Rule would slow foreclosure rate
Hamilton County could become the first in Ohio to adopt court rules closing the courthouse door - at least temporarily - to some financial institutions seeking to take homes through foreclosure.
The proposed rule would target lenders who file foreclosure cases but can't prove they own the mortgages. Court officials say the rule would slow foreclosures by weeks or months, while the lenders get the paperwork in order to demonstrate their right to take the properties.
Hamilton County already has set a record for the number of foreclosures in 2007, with 6,088 cases filed as of Tuesday. An average of 25 new cases are being filed every day, by a growing number of financial institutions and law firms. And increasingly, the company filing for foreclosure isn't the homeowner's original lender - it's another financial institution that bought the mortgage but may not yet have documentation to prove it.
As lenders sell off bundles of mortgage loans to Wall Street investors who repackage them as commodities, the owner of the mortgage isn't always obvious.
Mortgage loans actually consist of two separate legal documents: The promissory note details the repayment terms. The other document is the mortgage itself.
It gives the lender the right to take the property.
The mortgage document usually stays with the originating bank, and it can take weeks or months for that paperwork to reach the second, or third or fourth, investor that bought it.
The proposed local rule must be agreed to by a majority of judges, who meet next month. The rule would prohibit lenders from filing a foreclosure action unless they sign a sworn statement that they also own the mortgage. That could be just a paperwork issue, but it could delay a foreclosure filing by weeks or even months.
It's unclear how many cases would be affected by the rule, or how lenders might respond. Richard M. Rothfuss, whose law firm of Lerner, Sampson & Rothfuss handles more foreclosures in Hamilton County than any other firm, said he had not seen the proposed rule and could not comment on it.
One national study suggests that 40 percent of foreclosure cases in bankruptcy lack the required paperwork to demonstrate that the lender is what's known in the law as "the real party in interest."
The proposed rule would effectively expand the scope of a decision by Judge Steven E. Martin last month that threw out a foreclosure brought by Wells Fargo Bank against a North College Hill couple. The bank, Martin ruled, didn't have standing to bring the case when it filed the lawsuit.
Martin was the first state judge to throw out a foreclosure case after three federal court judges in Ohio made similar rulings.
"Why would we let somebody file a lawsuit to take someone's house unless they're the real party in interest?" Martin told his fellow Common Pleas Court judges Wednesday.
Ohio Attorney General Marc Dann is seeking to expand Martin's precedent to courts all over Ohio. Dann has asked judges to throw out existing foreclosure cases over the "real party in interest" issue.
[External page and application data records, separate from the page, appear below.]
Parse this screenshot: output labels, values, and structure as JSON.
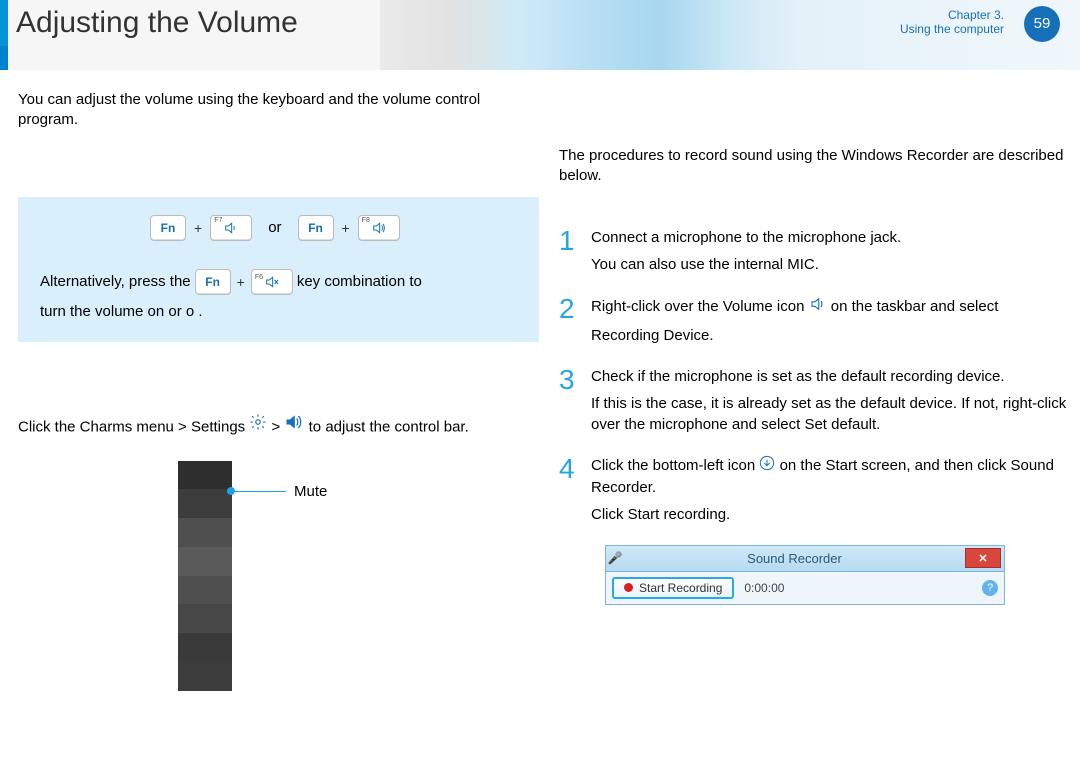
{
  "header": {
    "title": "Adjusting the Volume",
    "chapter_line1": "Chapter 3.",
    "chapter_line2": "Using the computer",
    "page_num": "59"
  },
  "left": {
    "intro": "You can adjust the volume using the keyboard and the volume control program.",
    "key_fn": "Fn",
    "key_f7": "F7",
    "key_f8": "F8",
    "key_f6": "F6",
    "plus": "+",
    "or": "or",
    "alt_pre": "Alternatively, press the",
    "alt_mid": "key combination to",
    "alt_end": "turn the volume on or o .",
    "charms_pre": "Click the Charms menu > Settings",
    "charms_gt": ">",
    "charms_post": "to adjust the control bar.",
    "mute_label": "Mute"
  },
  "right": {
    "lead": "The procedures to record sound using the Windows Recorder are described below.",
    "steps": [
      {
        "num": "1",
        "text": "Connect a microphone to the microphone jack.",
        "sub": "You can also use the internal MIC."
      },
      {
        "num": "2",
        "text_a": "Right-click over the Volume icon",
        "text_b": "on the taskbar and select",
        "sub": "Recording Device."
      },
      {
        "num": "3",
        "text": "Check if the microphone is set as the default recording device.",
        "sub": "If this is the case, it is already set as the default device. If not, right-click over the microphone and select Set default."
      },
      {
        "num": "4",
        "text_a": "Click the bottom-left icon",
        "text_b": "on the Start screen, and then click Sound Recorder.",
        "sub": "Click Start recording."
      }
    ],
    "recorder": {
      "title": "Sound Recorder",
      "close": "✕",
      "start_label": "Start Recording",
      "time": "0:00:00",
      "help": "?"
    }
  }
}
Critics say that action would simply delay the inevitable - and could make the problem of abandoned properties even worse. Most people move out when foreclosure cases are first filed - sometimes months before the cases go before a judge.(THIS IS VERY IMPORTANT)
Martin is also pushing for a local rule that would require buyers to file a sheriff's deed within 14 days of acquiring the property at sheriff's sale.
That rule, he said, is in response to an Enquirer report that some lenders were taking properties through foreclosure but not filing the deed - thus evading responsibility for paying taxes and complying with building codes.